Demand for H-1B Visas in New England: An Analysis of Employer Requests for Highly-Skilled Guest Workers
The H-1B visa program allows employers to hire guest workers in "specialty occupations" and allows these workers to apply for permanent residency while working on the temporary visa. Some immigration reform advocates argue for an increase in the number of H-1B visas to address a shortage of STEM labor and to allow businesses to compete globally for the "best and brightest" talent. Others argue against increasing the availability of such visas for fear the program allows firms to employ guest workers at lower wages than domestic peers and is heavily used by outsourcing firms to transfer jobs to less costly destinations.
This debate about the role of H-1B visas is based almost entirely on analysis at the national level. To better inform policy discussions in New England this report provides new insights into the geographic variation of demand for H-1B visas, the types of workers requested and their regional concentrations, and the types of employers that demand H-1B visas in the region.
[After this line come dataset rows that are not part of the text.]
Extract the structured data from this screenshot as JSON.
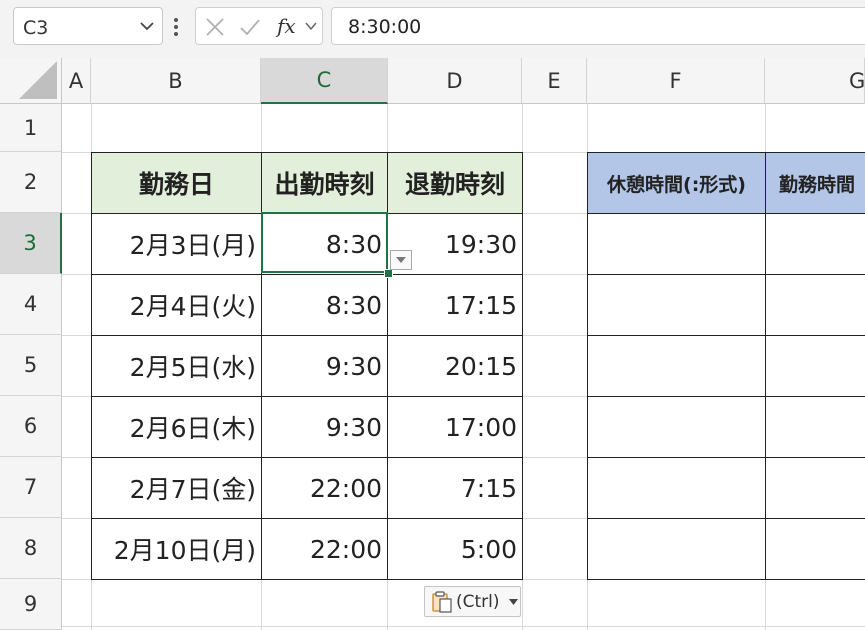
{
  "formula_bar": {
    "name_box": "C3",
    "cancel_icon": "x-icon",
    "enter_icon": "check-icon",
    "fx_label": "fx",
    "formula": "8:30:00"
  },
  "columns": [
    "A",
    "B",
    "C",
    "D",
    "E",
    "F",
    "G"
  ],
  "rows": [
    "1",
    "2",
    "3",
    "4",
    "5",
    "6",
    "7",
    "8",
    "9"
  ],
  "selected": {
    "column": "C",
    "row": "3"
  },
  "table": {
    "headers": [
      "勤務日",
      "出勤時刻",
      "退勤時刻"
    ],
    "rows": [
      [
        "2月3日(月)",
        "8:30",
        "19:30"
      ],
      [
        "2月4日(火)",
        "8:30",
        "17:15"
      ],
      [
        "2月5日(水)",
        "9:30",
        "20:15"
      ],
      [
        "2月6日(木)",
        "9:30",
        "17:00"
      ],
      [
        "2月7日(金)",
        "22:00",
        "7:15"
      ],
      [
        "2月10日(月)",
        "22:00",
        "5:00"
      ]
    ]
  },
  "table2": {
    "headers": [
      "休憩時間(:形式)",
      "勤務時間"
    ]
  },
  "paste_options": {
    "label": "(Ctrl)",
    "icon": "clipboard-icon"
  },
  "colors": {
    "header_green": "#e2efda",
    "header_blue": "#b4c6e7",
    "selection": "#217346"
  }
}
This report finds that New England has some of the highest levels of demand for H-1B workers nationwide, relative to employment, due to significant demand from a few metropolitan labor markets in Connecticut and Massachusetts. This analysis also shows that there are various intended uses of the H-1B visa: it is not solely used to address a STEM-skills shortage nor is it used principally to outsource work to less costly locations. Finally, the report recommends developing a clearer policy goal for the H-1B visa program, which would support more coherent criterion for admitting highly skilled guest workers and provide a context within which to determine the desired admission levels of the program.